Dataset rows describing interfaces:
▶
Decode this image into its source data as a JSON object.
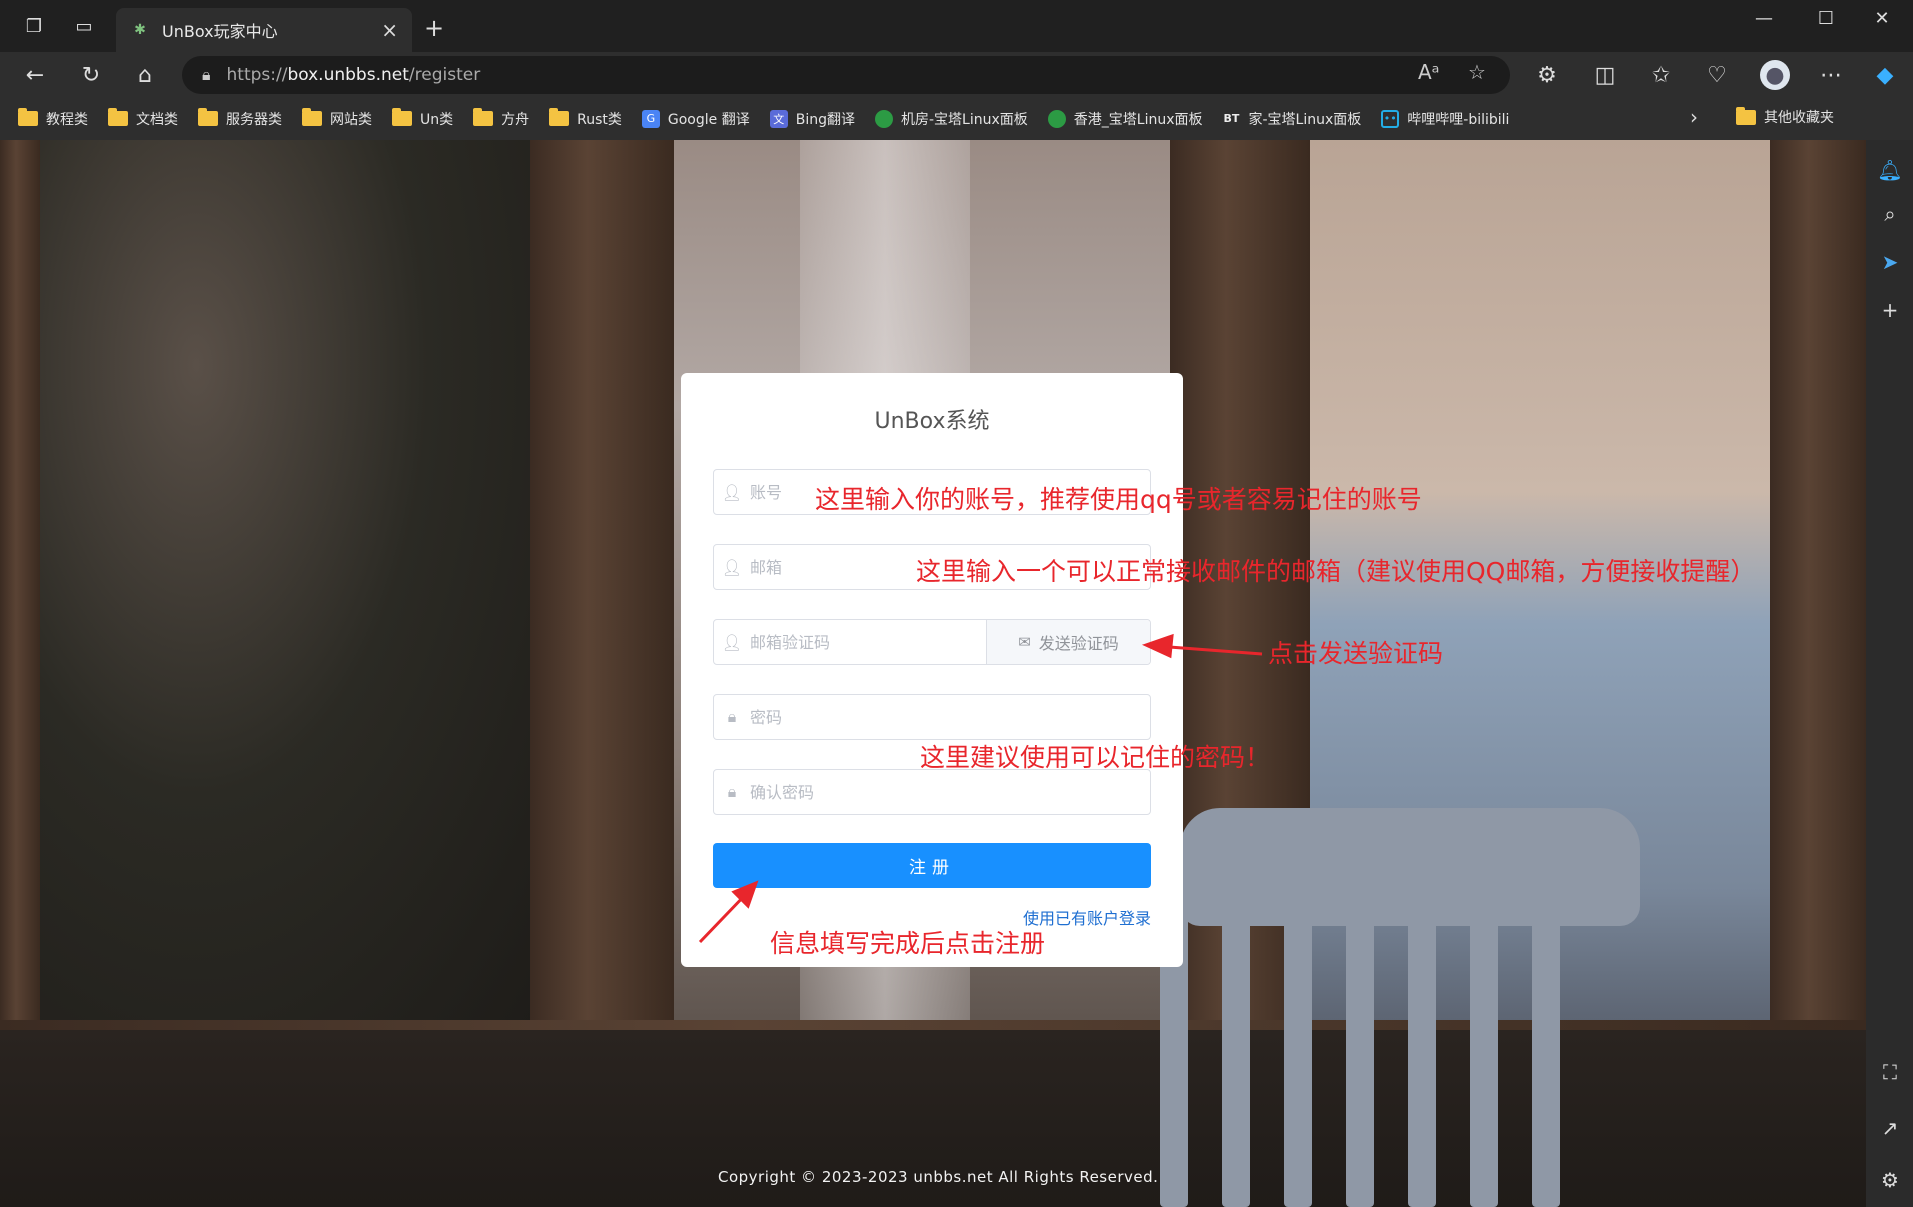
{
  "browser": {
    "tab_title": "UnBox玩家中心",
    "url_protocol": "https://",
    "url_host": "box.unbbs.net",
    "url_path": "/register"
  },
  "bookmarks": [
    {
      "label": "教程类",
      "type": "folder"
    },
    {
      "label": "文档类",
      "type": "folder"
    },
    {
      "label": "服务器类",
      "type": "folder"
    },
    {
      "label": "网站类",
      "type": "folder"
    },
    {
      "label": "Un类",
      "type": "folder"
    },
    {
      "label": "方舟",
      "type": "folder"
    },
    {
      "label": "Rust类",
      "type": "folder"
    },
    {
      "label": "Google 翻译",
      "type": "google-translate-icon"
    },
    {
      "label": "Bing翻译",
      "type": "bing-translate-icon"
    },
    {
      "label": "机房-宝塔Linux面板",
      "type": "baota-icon"
    },
    {
      "label": "香港_宝塔Linux面板",
      "type": "baota-icon"
    },
    {
      "label": "家-宝塔Linux面板",
      "type": "bt-icon"
    },
    {
      "label": "哔哩哔哩-bilibili",
      "type": "bilibili-icon"
    }
  ],
  "bookmarks_other": "其他收藏夹",
  "bt_icon_text": "BT",
  "form": {
    "title": "UnBox系统",
    "account_placeholder": "账号",
    "email_placeholder": "邮箱",
    "code_placeholder": "邮箱验证码",
    "send_code_label": "发送验证码",
    "password_placeholder": "密码",
    "confirm_placeholder": "确认密码",
    "submit_label": "注册",
    "login_link": "使用已有账户登录"
  },
  "annotations": {
    "account": "这里输入你的账号，推荐使用qq号或者容易记住的账号",
    "email": "这里输入一个可以正常接收邮件的邮箱（建议使用QQ邮箱，方便接收提醒）",
    "send_code": "点击发送验证码",
    "password": "这里建议使用可以记住的密码！",
    "submit": "信息填写完成后点击注册"
  },
  "footer": {
    "copyright": "Copyright © 2023-2023 unbbs.net All Rights Reserved."
  },
  "colors": {
    "primary_button": "#1890ff",
    "annotation_red": "#e8262c",
    "link_blue": "#1f6fd1"
  }
}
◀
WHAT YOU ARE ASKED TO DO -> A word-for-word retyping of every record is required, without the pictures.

RESPONSE ->
Decode this image into its source data as a JSON object.
{
  "browser": {
    "tab_title": "UnBox玩家中心",
    "url_protocol": "https://",
    "url_host": "box.unbbs.net",
    "url_path": "/register"
  },
  "bookmarks": [
    {
      "label": "教程类",
      "type": "folder"
    },
    {
      "label": "文档类",
      "type": "folder"
    },
    {
      "label": "服务器类",
      "type": "folder"
    },
    {
      "label": "网站类",
      "type": "folder"
    },
    {
      "label": "Un类",
      "type": "folder"
    },
    {
      "label": "方舟",
      "type": "folder"
    },
    {
      "label": "Rust类",
      "type": "folder"
    },
    {
      "label": "Google 翻译",
      "type": "google-translate-icon"
    },
    {
      "label": "Bing翻译",
      "type": "bing-translate-icon"
    },
    {
      "label": "机房-宝塔Linux面板",
      "type": "baota-icon"
    },
    {
      "label": "香港_宝塔Linux面板",
      "type": "baota-icon"
    },
    {
      "label": "家-宝塔Linux面板",
      "type": "bt-icon"
    },
    {
      "label": "哔哩哔哩-bilibili",
      "type": "bilibili-icon"
    }
  ],
  "bookmarks_other": "其他收藏夹",
  "bt_icon_text": "BT",
  "form": {
    "title": "UnBox系统",
    "account_placeholder": "账号",
    "email_placeholder": "邮箱",
    "code_placeholder": "邮箱验证码",
    "send_code_label": "发送验证码",
    "password_placeholder": "密码",
    "confirm_placeholder": "确认密码",
    "submit_label": "注册",
    "login_link": "使用已有账户登录"
  },
  "annotations": {
    "account": "这里输入你的账号，推荐使用qq号或者容易记住的账号",
    "email": "这里输入一个可以正常接收邮件的邮箱（建议使用QQ邮箱，方便接收提醒）",
    "send_code": "点击发送验证码",
    "password": "这里建议使用可以记住的密码！",
    "submit": "信息填写完成后点击注册"
  },
  "footer": {
    "copyright": "Copyright © 2023-2023 unbbs.net All Rights Reserved."
  },
  "colors": {
    "primary_button": "#1890ff",
    "annotation_red": "#e8262c",
    "link_blue": "#1f6fd1"
  }
}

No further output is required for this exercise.